Sano’s talent is unquestionable, but he’s also been unquestionably fortunate in the earlygoing of his major league career, BABIPing at a .404 clip that would lead the league by a mile if he had enough plate appearances to qualify. It’s the reason he’s been able to maintain a batting average around .270, despite a strikeout rate hovering near 35%. That combination of whiffs and average is virtually unprecedented; only two other hitters have paired a strikeout rate over 30% and a batting average better than .250 this season and nobody can match the 35%/.270 combination that Sano has produced.
So that’ll probably come down… although it might not come down all that much.
Hitting the ball hard is one way to maintain a higher-than-average BABIP, and with the exception of Giancarlo Stanton, nobody in baseball hits the ball harder than Miguel Sano. Among hitters with at least 120 plate appearances, Stanton leads the league with a 49.7% hard-hit rate, according to FanGraphs. Sano is second at 45.9%, nearly four percentage points better than third place Mike Trout. From Brooks Baseball, check out how their game-to-game batted ball speeds compare:
Certainly, we don’t have as much evidence for Sano, but that’s a pretty favorable comparison. Just about every liner is leaving Sano’s bat at better than 100 miles-per-hour, and aside from the occasional weak grounder, he rarely strays under 80 mph at all.
That kind of violent contact can solve a whole lot of problems. His strikeout issues would be damning for most hitters, but Sano isn’t most hitters. He’s not Stanton yet, but that’s where his trajectory is headed. And after Stanton flailed his way to a 31.1% strikeout rate in his rookie season, he hasn’t topped a 30% K-rate since. He’s also maintained a .328 career BABIP, only dipping below .300 in one season.
Sano may never grow into the .270 hitter that Stanton is, but he can absolutely maintain a BABIP high enough to hang around .250 with plenty of power. And he already has a better eye; Sano’s 16.8% walk rate would rank sixth in the game if he had enough plate appearances to qualify. An excellent OBP won’t directly help you in batting average leagues, but it will prop up his run scoring numbers.

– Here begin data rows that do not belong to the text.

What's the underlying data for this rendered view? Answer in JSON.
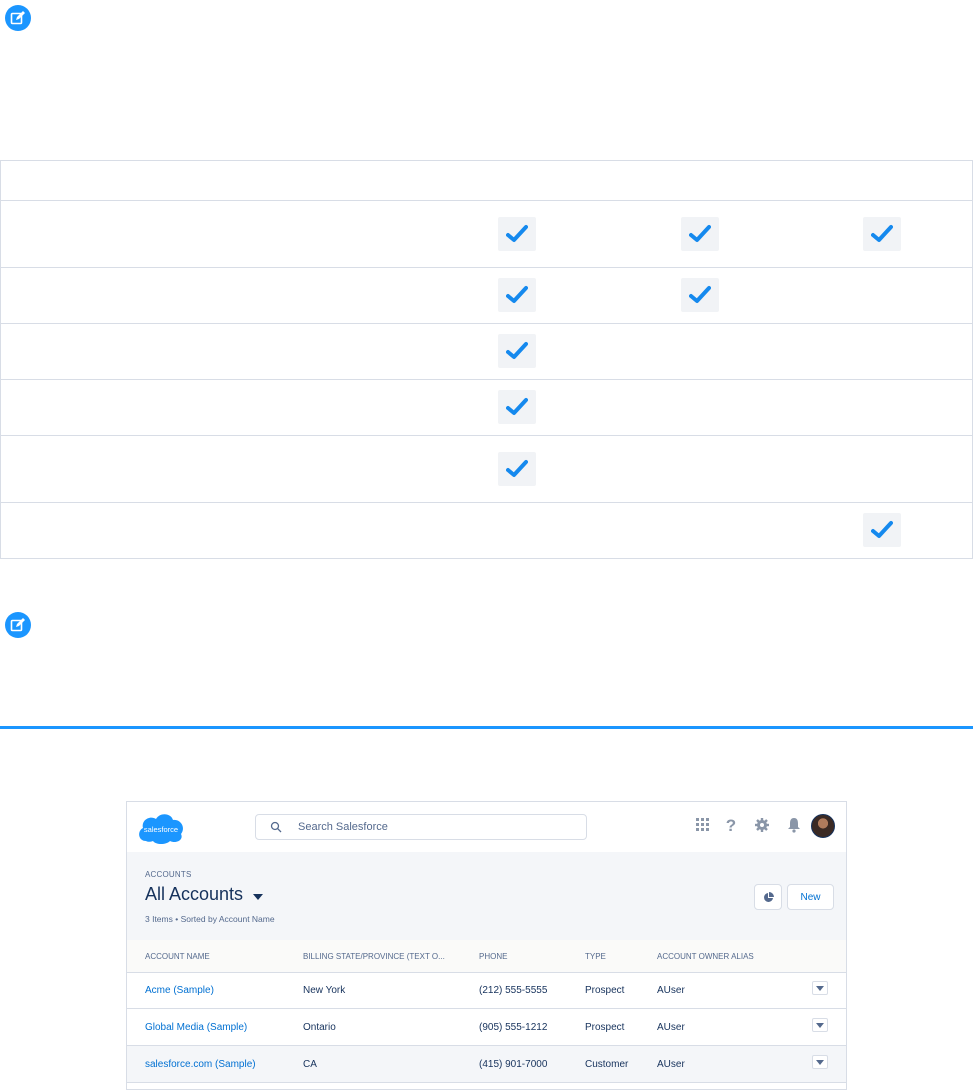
{
  "matrix": {
    "rows": [
      {
        "checks": [
          true,
          true,
          true
        ]
      },
      {
        "checks": [
          true,
          true,
          false
        ]
      },
      {
        "checks": [
          true,
          false,
          false
        ]
      },
      {
        "checks": [
          true,
          false,
          false
        ]
      },
      {
        "checks": [
          true,
          false,
          false
        ]
      },
      {
        "checks": [
          false,
          false,
          true
        ]
      }
    ]
  },
  "salesforce": {
    "logo_text": "salesforce",
    "search_placeholder": "Search Salesforce",
    "object_label": "ACCOUNTS",
    "view_title": "All Accounts",
    "list_meta": "3 Items • Sorted by Account Name",
    "new_button": "New",
    "columns": [
      "ACCOUNT NAME",
      "BILLING STATE/PROVINCE (TEXT O...",
      "PHONE",
      "TYPE",
      "ACCOUNT OWNER ALIAS"
    ],
    "rows": [
      {
        "name": "Acme (Sample)",
        "state": "New York",
        "phone": "(212) 555-5555",
        "type": "Prospect",
        "owner": "AUser"
      },
      {
        "name": "Global Media (Sample)",
        "state": "Ontario",
        "phone": "(905) 555-1212",
        "type": "Prospect",
        "owner": "AUser"
      },
      {
        "name": "salesforce.com (Sample)",
        "state": "CA",
        "phone": "(415) 901-7000",
        "type": "Customer",
        "owner": "AUser"
      }
    ]
  },
  "colors": {
    "accent": "#1b96ff",
    "link": "#0070d2",
    "text": "#16325c",
    "check": "#1589ee"
  }
}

Sano’s numbers will regress a bit, but he’s still a top ten third baseman the rest of the way.
Lance McCullers | Houston Astros | SP

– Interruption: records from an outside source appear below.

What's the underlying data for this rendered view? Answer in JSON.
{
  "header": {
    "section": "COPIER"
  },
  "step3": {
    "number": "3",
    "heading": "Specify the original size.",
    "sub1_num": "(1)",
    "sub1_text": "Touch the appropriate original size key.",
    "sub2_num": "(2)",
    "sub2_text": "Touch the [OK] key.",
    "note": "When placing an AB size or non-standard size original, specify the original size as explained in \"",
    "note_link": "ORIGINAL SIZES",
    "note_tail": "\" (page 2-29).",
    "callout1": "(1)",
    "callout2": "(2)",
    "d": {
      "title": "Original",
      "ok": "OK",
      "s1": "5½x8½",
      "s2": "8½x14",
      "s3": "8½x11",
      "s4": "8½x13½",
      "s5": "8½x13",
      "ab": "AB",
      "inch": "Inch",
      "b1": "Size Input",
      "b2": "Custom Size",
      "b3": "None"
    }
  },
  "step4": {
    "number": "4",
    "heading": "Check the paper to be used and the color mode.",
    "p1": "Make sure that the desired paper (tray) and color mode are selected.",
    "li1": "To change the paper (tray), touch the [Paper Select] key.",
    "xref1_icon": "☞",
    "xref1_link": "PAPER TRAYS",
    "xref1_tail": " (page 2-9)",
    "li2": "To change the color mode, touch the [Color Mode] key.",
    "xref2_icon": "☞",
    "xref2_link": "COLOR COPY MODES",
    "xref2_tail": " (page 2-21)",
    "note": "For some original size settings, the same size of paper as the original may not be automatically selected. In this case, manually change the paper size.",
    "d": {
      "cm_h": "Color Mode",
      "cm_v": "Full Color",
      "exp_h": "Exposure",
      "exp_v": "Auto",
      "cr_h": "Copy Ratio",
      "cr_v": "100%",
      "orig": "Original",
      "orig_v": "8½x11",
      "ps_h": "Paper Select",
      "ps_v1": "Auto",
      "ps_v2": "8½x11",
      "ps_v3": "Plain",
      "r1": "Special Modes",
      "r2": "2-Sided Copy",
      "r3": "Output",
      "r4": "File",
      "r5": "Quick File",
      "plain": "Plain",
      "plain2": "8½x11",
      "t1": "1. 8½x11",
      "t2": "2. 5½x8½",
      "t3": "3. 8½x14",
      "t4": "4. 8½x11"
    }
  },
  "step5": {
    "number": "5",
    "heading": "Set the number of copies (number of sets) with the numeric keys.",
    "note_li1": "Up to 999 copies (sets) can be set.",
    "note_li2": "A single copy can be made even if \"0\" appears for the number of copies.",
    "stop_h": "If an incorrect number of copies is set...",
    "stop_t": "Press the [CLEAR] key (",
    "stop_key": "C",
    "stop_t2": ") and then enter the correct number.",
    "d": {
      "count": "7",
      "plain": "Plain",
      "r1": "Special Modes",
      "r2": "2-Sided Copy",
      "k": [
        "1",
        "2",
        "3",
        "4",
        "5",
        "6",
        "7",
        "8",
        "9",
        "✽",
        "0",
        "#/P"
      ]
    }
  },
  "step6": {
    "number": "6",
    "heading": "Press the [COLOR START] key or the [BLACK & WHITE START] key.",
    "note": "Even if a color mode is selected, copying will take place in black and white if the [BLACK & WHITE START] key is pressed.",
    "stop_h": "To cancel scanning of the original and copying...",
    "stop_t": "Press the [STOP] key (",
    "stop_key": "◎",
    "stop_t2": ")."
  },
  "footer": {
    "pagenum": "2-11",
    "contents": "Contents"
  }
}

The Astros sent Lance McCullers down to Triple-A last week after an indescribably horrible 0.1 inning start in which he allowed eight of the nine batters he faced to reach base safely. Every ball the Rangers put in play against McCullers dropped for a hit and every fly ball they hit reached the seats. It almost literally couldn’t possibly have been worse.
But it’s one bad start and bad starts happen. And honestly, this one was so bad that it’s impossible to chalk it up to anything other than bad luck.
I’m sure that the Astros weren’t glad to see McCullers implode like that, but there is a silver lining here for them. Houston probably wanted a chance to shut the young righty down for a bit anyway, and this disasterpiece gives them an unimpeachable excuse. McCullers pitched 97 professional innings last season, 104.2 the year before that, and only 26 in his debut season back in 2012. So far this year, he’s thrown 76.2 innings for the Astros after 29 innings in Triple-A. That puts him exactly one inning over his previous career high.
So now he’ll go down to the minors and work with his old pitching coach for a bit, then come back up in a couple of weeks good as new. Yet McCullers has been dropped in droves recently, which is odd to see for a 21-year old starter with a breaking ball that compares favorably to Craig Kimbrel’s. Seems like a bit of an overreaction…
If you’ve got a roster spot to burn, snag McCullers now and stash him for the stretch run.